(TASK DATA Opens)
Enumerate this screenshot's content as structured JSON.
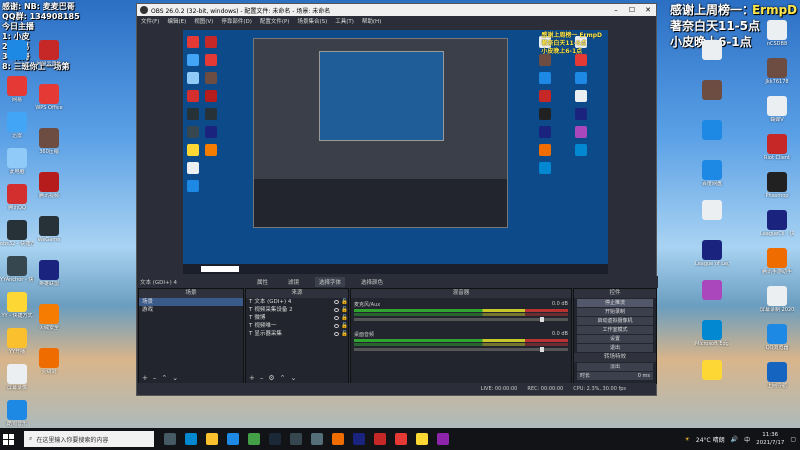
{
  "overlay": {
    "top_left_lines": [
      "感谢: NB: 麦麦巴哥",
      "QQ群: 134908185",
      "今日主播",
      "1: 小皮",
      "2: 网易",
      "3: 韩涛",
      "8: 三班你上一场第"
    ],
    "top_right_lines": [
      "感谢上周榜一：",
      "ErmpD",
      "著奈白天11-5点",
      "小皮晚上6-1点"
    ],
    "preview_overlay_lines": [
      "感谢上周榜一 ErmpD",
      "著奈白天11-5点",
      "小皮晚上6-1点"
    ]
  },
  "desktop_icons_left": [
    {
      "label": "",
      "color": "#1e88e5"
    },
    {
      "label": "网易",
      "color": "#e53935"
    },
    {
      "label": "迅雷",
      "color": "#42a5f5"
    },
    {
      "label": "此电脑",
      "color": "#90caf9"
    },
    {
      "label": "腾讯QQ",
      "color": "#d32f2f"
    },
    {
      "label": "obs32 - 快捷方式",
      "color": "#263238"
    },
    {
      "label": "YYAnchor - 快捷方式",
      "color": "#37474f"
    },
    {
      "label": "YY - 快捷方式",
      "color": "#fdd835"
    },
    {
      "label": "YY开播",
      "color": "#fbc02d"
    },
    {
      "label": "屏幕录像",
      "color": "#eceff1"
    },
    {
      "label": "酷狗音乐",
      "color": "#1e88e5"
    }
  ],
  "desktop_icons_col2": [
    {
      "label": "网易云音乐",
      "color": "#c62828"
    },
    {
      "label": "WPS Office",
      "color": "#e53935"
    },
    {
      "label": "360压缩",
      "color": "#6d4c41"
    },
    {
      "label": "腾讯视频",
      "color": "#b71c1c"
    },
    {
      "label": "WeGame",
      "color": "#263238"
    },
    {
      "label": "英雄联盟",
      "color": "#1a237e"
    },
    {
      "label": "火绒安全",
      "color": "#f57c00"
    },
    {
      "label": "火绒剑",
      "color": "#ef6c00"
    }
  ],
  "desktop_icons_right": [
    {
      "label": "nCSDB8",
      "color": "#eceff1"
    },
    {
      "label": "Jkk76178",
      "color": "#6d4c41"
    },
    {
      "label": "蝴蝶V",
      "color": "#eceff1"
    },
    {
      "label": "Riot Client",
      "color": "#c62828"
    },
    {
      "label": "Phasmop",
      "color": "#212121"
    },
    {
      "label": "LeagueCli - 快捷方式",
      "color": "#1a237e"
    },
    {
      "label": "腾讯手游助手",
      "color": "#ef6c00"
    },
    {
      "label": "屏幕录制 2020/1/1",
      "color": "#eceff1"
    },
    {
      "label": "QQ浏览器",
      "color": "#1e88e5"
    },
    {
      "label": "上网导航",
      "color": "#1565c0"
    }
  ],
  "desktop_icons_right2": [
    {
      "label": "",
      "color": "#eceff1"
    },
    {
      "label": "",
      "color": "#6d4c41"
    },
    {
      "label": "",
      "color": "#1e88e5"
    },
    {
      "label": "百度网盘",
      "color": "#1e88e5"
    },
    {
      "label": "",
      "color": "#eceff1"
    },
    {
      "label": "League of Legends",
      "color": "#1a237e"
    },
    {
      "label": "",
      "color": "#ab47bc"
    },
    {
      "label": "Microsoft Edge",
      "color": "#0288d1"
    },
    {
      "label": "",
      "color": "#fdd835"
    }
  ],
  "obs": {
    "title": "OBS 26.0.2 (32-bit, windows) - 配置文件: 未命名 - 场景: 未命名",
    "menu": [
      "文件(F)",
      "编辑(E)",
      "视图(V)",
      "停靠部件(D)",
      "配置文件(P)",
      "场景集合(S)",
      "工具(T)",
      "帮助(H)"
    ],
    "status_source": "文本 (GDI+) 4",
    "tabs": [
      "属性",
      "滤镜",
      "选择字体",
      "选择颜色"
    ],
    "scenes_header": "场景",
    "scenes": [
      "场景",
      "游戏"
    ],
    "sources_header": "来源",
    "sources": [
      "文本 (GDI+) 4",
      "视频采集设备 2",
      "微博",
      "视频唯一",
      "显示器采集"
    ],
    "mixer_header": "混音器",
    "tracks": [
      {
        "name": "麦克风/Aux",
        "db": "0.0 dB"
      },
      {
        "name": "桌面音频",
        "db": "0.0 dB"
      }
    ],
    "controls_header": "控件",
    "controls": [
      "停止推流",
      "开始录制",
      "启动虚拟摄像机",
      "工作室模式",
      "设置",
      "退出"
    ],
    "transitions_header": "转场特效",
    "transition_value": "淡出",
    "duration_label": "时长",
    "duration_value": "0 ms",
    "status_items": [
      "LIVE: 00:00:00",
      "REC: 00:00:00",
      "CPU: 2.3%, 30.00 fps"
    ]
  },
  "taskbar": {
    "search_placeholder": "在这里输入你要搜索的内容",
    "weather": "24°C 晴朗",
    "time": "11:36",
    "date": "2021/7/17",
    "input_lang": "中"
  }
}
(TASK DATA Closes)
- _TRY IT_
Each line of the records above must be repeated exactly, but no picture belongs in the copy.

- _RESULT OF THIS TASK_
Enumerate this screenshot's content as structured JSON.
{
  "overlay": {
    "top_left_lines": [
      "感谢: NB: 麦麦巴哥",
      "QQ群: 134908185",
      "今日主播",
      "1: 小皮",
      "2: 网易",
      "3: 韩涛",
      "8: 三班你上一场第"
    ],
    "top_right_lines": [
      "感谢上周榜一：",
      "ErmpD",
      "著奈白天11-5点",
      "小皮晚上6-1点"
    ],
    "preview_overlay_lines": [
      "感谢上周榜一 ErmpD",
      "著奈白天11-5点",
      "小皮晚上6-1点"
    ]
  },
  "desktop_icons_left": [
    {
      "label": "",
      "color": "#1e88e5"
    },
    {
      "label": "网易",
      "color": "#e53935"
    },
    {
      "label": "迅雷",
      "color": "#42a5f5"
    },
    {
      "label": "此电脑",
      "color": "#90caf9"
    },
    {
      "label": "腾讯QQ",
      "color": "#d32f2f"
    },
    {
      "label": "obs32 - 快捷方式",
      "color": "#263238"
    },
    {
      "label": "YYAnchor - 快捷方式",
      "color": "#37474f"
    },
    {
      "label": "YY - 快捷方式",
      "color": "#fdd835"
    },
    {
      "label": "YY开播",
      "color": "#fbc02d"
    },
    {
      "label": "屏幕录像",
      "color": "#eceff1"
    },
    {
      "label": "酷狗音乐",
      "color": "#1e88e5"
    }
  ],
  "desktop_icons_col2": [
    {
      "label": "网易云音乐",
      "color": "#c62828"
    },
    {
      "label": "WPS Office",
      "color": "#e53935"
    },
    {
      "label": "360压缩",
      "color": "#6d4c41"
    },
    {
      "label": "腾讯视频",
      "color": "#b71c1c"
    },
    {
      "label": "WeGame",
      "color": "#263238"
    },
    {
      "label": "英雄联盟",
      "color": "#1a237e"
    },
    {
      "label": "火绒安全",
      "color": "#f57c00"
    },
    {
      "label": "火绒剑",
      "color": "#ef6c00"
    }
  ],
  "desktop_icons_right": [
    {
      "label": "nCSDB8",
      "color": "#eceff1"
    },
    {
      "label": "Jkk76178",
      "color": "#6d4c41"
    },
    {
      "label": "蝴蝶V",
      "color": "#eceff1"
    },
    {
      "label": "Riot Client",
      "color": "#c62828"
    },
    {
      "label": "Phasmop",
      "color": "#212121"
    },
    {
      "label": "LeagueCli - 快捷方式",
      "color": "#1a237e"
    },
    {
      "label": "腾讯手游助手",
      "color": "#ef6c00"
    },
    {
      "label": "屏幕录制 2020/1/1",
      "color": "#eceff1"
    },
    {
      "label": "QQ浏览器",
      "color": "#1e88e5"
    },
    {
      "label": "上网导航",
      "color": "#1565c0"
    }
  ],
  "desktop_icons_right2": [
    {
      "label": "",
      "color": "#eceff1"
    },
    {
      "label": "",
      "color": "#6d4c41"
    },
    {
      "label": "",
      "color": "#1e88e5"
    },
    {
      "label": "百度网盘",
      "color": "#1e88e5"
    },
    {
      "label": "",
      "color": "#eceff1"
    },
    {
      "label": "League of Legends",
      "color": "#1a237e"
    },
    {
      "label": "",
      "color": "#ab47bc"
    },
    {
      "label": "Microsoft Edge",
      "color": "#0288d1"
    },
    {
      "label": "",
      "color": "#fdd835"
    }
  ],
  "obs": {
    "title": "OBS 26.0.2 (32-bit, windows) - 配置文件: 未命名 - 场景: 未命名",
    "menu": [
      "文件(F)",
      "编辑(E)",
      "视图(V)",
      "停靠部件(D)",
      "配置文件(P)",
      "场景集合(S)",
      "工具(T)",
      "帮助(H)"
    ],
    "status_source": "文本 (GDI+) 4",
    "tabs": [
      "属性",
      "滤镜",
      "选择字体",
      "选择颜色"
    ],
    "scenes_header": "场景",
    "scenes": [
      "场景",
      "游戏"
    ],
    "sources_header": "来源",
    "sources": [
      "文本 (GDI+) 4",
      "视频采集设备 2",
      "微博",
      "视频唯一",
      "显示器采集"
    ],
    "mixer_header": "混音器",
    "tracks": [
      {
        "name": "麦克风/Aux",
        "db": "0.0 dB"
      },
      {
        "name": "桌面音频",
        "db": "0.0 dB"
      }
    ],
    "controls_header": "控件",
    "controls": [
      "停止推流",
      "开始录制",
      "启动虚拟摄像机",
      "工作室模式",
      "设置",
      "退出"
    ],
    "transitions_header": "转场特效",
    "transition_value": "淡出",
    "duration_label": "时长",
    "duration_value": "0 ms",
    "status_items": [
      "LIVE: 00:00:00",
      "REC: 00:00:00",
      "CPU: 2.3%, 30.00 fps"
    ]
  },
  "taskbar": {
    "search_placeholder": "在这里输入你要搜索的内容",
    "weather": "24°C 晴朗",
    "time": "11:36",
    "date": "2021/7/17",
    "input_lang": "中"
  }
}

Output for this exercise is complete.